— Justin Tornow

What or who are some creative influences?

Well everybody knows [that I’m going to say] Merce Cunningham. And yes, in part because I loved the dancing way before I loved the thinking [about dancing.] He’s also influenced other artists and their work has influenced me. So the Judson Dance Theater folks, Trisha Brown and Yvonne Rainer, folks who have made political statements with their work and processes… not necessarily it was overt, but because the art is inherently subversive.

The collaborators I’ve worked with in the last five years have also had an incredible influence. I have this core group of 6 or 7 collaborators and we shift around on projects. They are from many different disciplines. A painter [Gordon], a lighting designer [Chris Fleming], Alex Maness who is a filmmaker, musicians [Lee Weisert, Matt McClure], and I’m inspired by writers like Chris Vitiello, Lightsey Darst, and Michaela Dwyer. Everybody has these different ways of looking at the world. So as much as Merce Cunningham is an influence who basically set me on my path, I surround myself with people who look at the world differently than I do, and those people are just as much of an influence – or more – than the big legends.

What advice would you give to someone who wants to be more creative?

Surround yourself with people who see the world differently than you. Create a diverse community around yourself. I like the way Heather puts it: “Artists set up a problem for themselves and then they solve it.” And also get out and see stuff! There need to be more butts in seats. Get out and see what other people are making.

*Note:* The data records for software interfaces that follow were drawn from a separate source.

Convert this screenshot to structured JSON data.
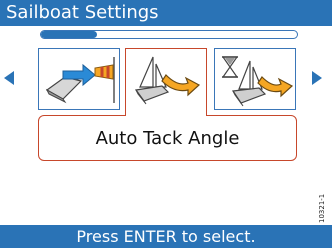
{
  "title": "Sailboat Settings",
  "progress": 0.22,
  "icons": {
    "left": "boat-wind-vane-icon",
    "center": "auto-tack-icon",
    "right": "timer-tack-icon"
  },
  "selected_label": "Auto Tack Angle",
  "hint": "Press ENTER to select.",
  "side_code": "10321-1",
  "colors": {
    "accent": "#2a73b6",
    "highlight": "#c7472b",
    "arrow": "#f5a623"
  }
}
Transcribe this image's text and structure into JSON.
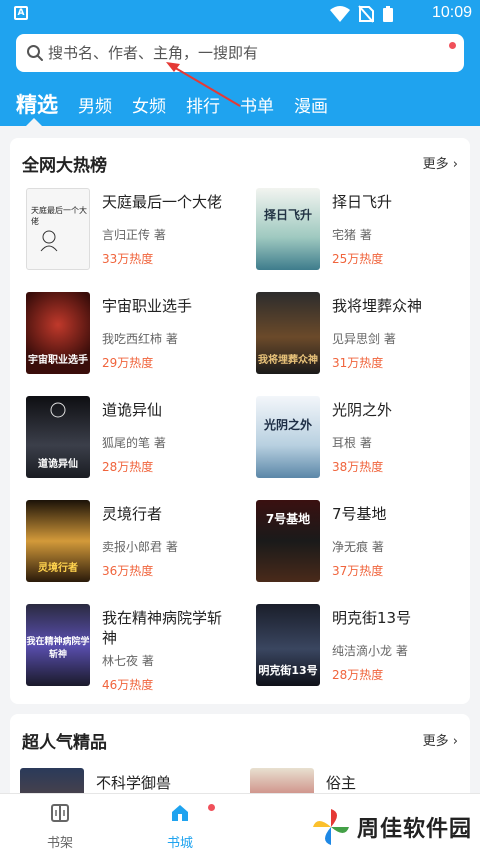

But also, people need permission [to be more creative]. And oftentimes the only person who can give you permission is your own self. So you have to say, OK I’m allowed to do this and do it badly. We need permission to experiment and to fail.